  1. horntagger

    horntagger Well-Known Member

    Jun 30, 2003
    Southeast Missouri
    Trying little test this year.

    Have three potsplanted with the same seed I just put in my food plots and on the same day.

    Will take photos as they grow to see how big the forage soybeans will get.

    Will not water will let it stay on the same schedule as the food plots.

    May 15th - Planted


    May 26th - Day 11

  2. mrb

    mrb New Member

    Jun 6, 2002
    Moberly, Mo
    :cheers: I haven't heard much on that type of bean.... is it meant to compete with cow/forage peas?

  3. rat

    rat Legbone

    Dec 13, 2005
    how many seeds did you put per pot?
  4. usfwc

    usfwc New Member

    Feb 24, 2007
    Miami, OK
    These wouldn't happen to be Eagle forage soybeans, would they? :) I have a couple of pots of them growing here as well.
  5. horntagger

    horntagger Well-Known Member

    Jun 30, 2003
    Southeast Missouri
    Many years ago, forage soybeans were the ones to have. Old articles in agriculture publications speak about soybeans coming into Mississippi for forage. Little attention was paid to oil values. Now, hardly anyone talks about soybeans as forage.
    That's changing a bit. USDA recently came out with three varieties — a Group 5, a 6 and a 7. Payne is now growing the Group 7 named Tyrone — “which produces 25 percent to 35 percent protein and is great for addition to silage or hay for cattle†— for Tennessee Farmers Coop in Laverne.
    But finding a good, old soybean or a new exotic seed to blend in with wildlife mixes is what lights Payne's eyes up. Payne, a graduate of Mississippi State University with a degree in forestry and wildlife, says he is simply trying to fill a niche. When he graduated a few years ago, it was “obvious†that there was a big need for wildlife seeds and no one was filling that need.
    “I have a friend at Mississippi State that helps me find old soybeans — like Laredo — that have been put back in seed storage for 15 or 20 years. Most of the seeds have lost their germ. But if we can get one or two plants, we can start a project and see what develops,†says Payne, who farms and manages a hunting club outside Senatobia, Miss.
    Payne stops his truck next to a field of Laredo soybeans, a very old bush forage variety that gets about 5 feet tall and produces about 800 pounds of protein to the acre. The steady summer rains experienced in the Delta have muddied the roads. Payne, boots giving in the moist soil, walks down the road and into a field of Quail Haven soybeans and Egyptian wheat (another giant variety that grows as high as a basketball rim).
    “Notice how the soybeans are growing up the wheat and pulling it over. MSU developed it in the 1960's to go in with silage corn to up the protein content. They found out they couldn't keep deer out of it.â€
    A healthy deer herd is clearly the goal for Payne and if the large number of deer trails branching through the field of Tyrone's is any indication, the herd is in fine shape. Deer clearly like the offerings. But the plants get so big, says Payne, that deer can't really hurt the crop. When the crop dries down, plant matter will be so low to the ground combines have a hard time picking it up. But it can be done, “you just have to drive through it slow.â

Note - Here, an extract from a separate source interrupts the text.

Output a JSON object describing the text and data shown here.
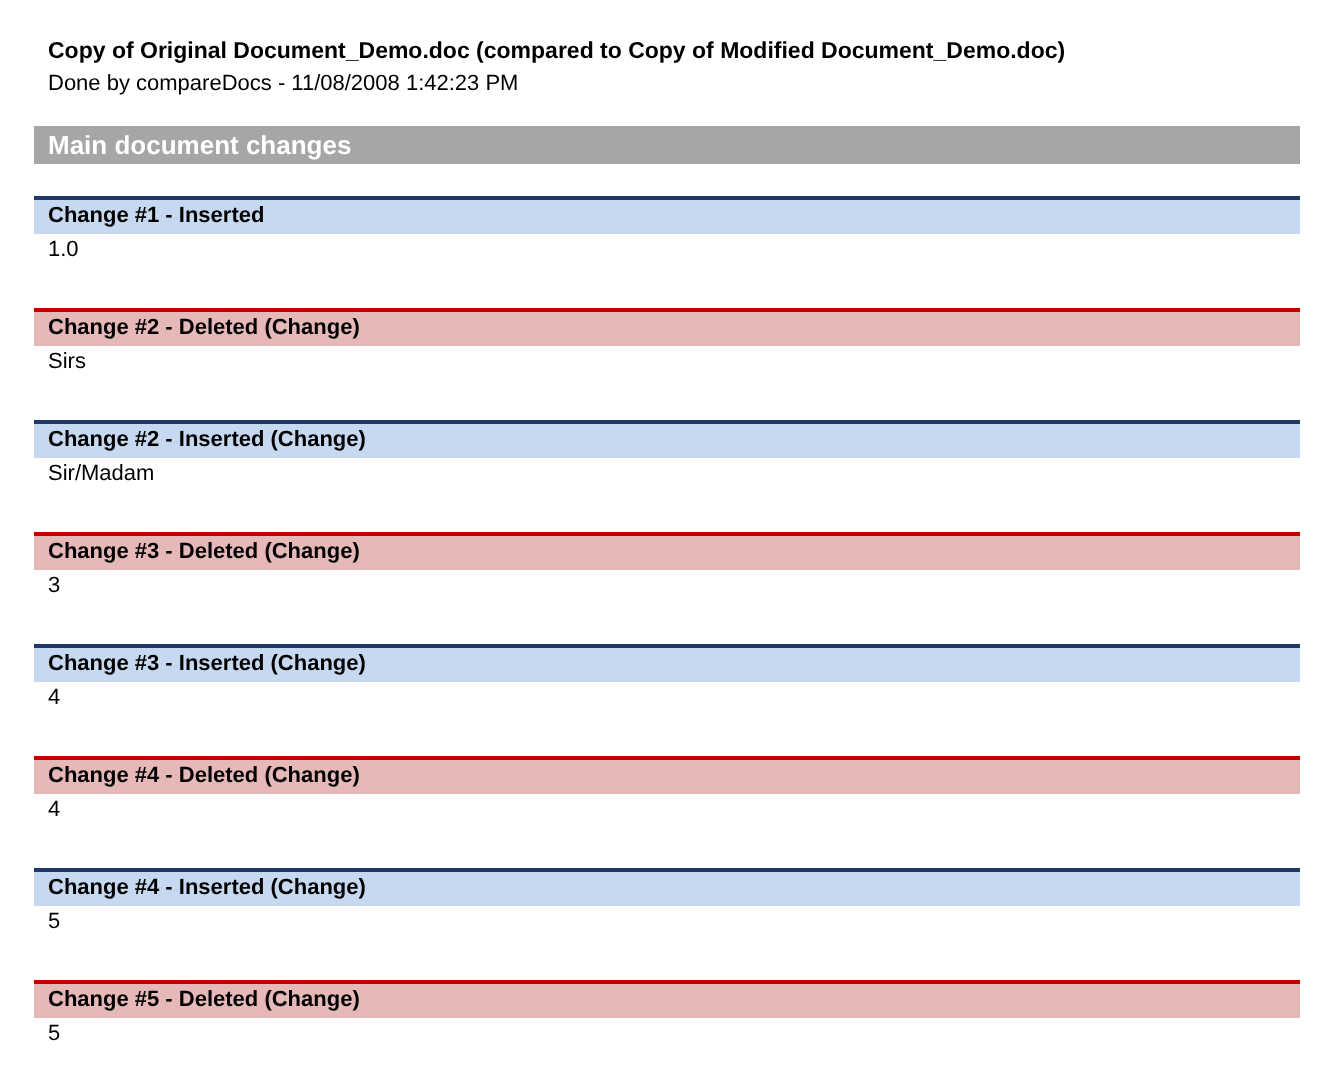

    About about 14
  6. horntagger

    horntagger Well-Known Member

    Jun 30, 2003
    Southeast Missouri
    No Nutri Plot Wildlife Products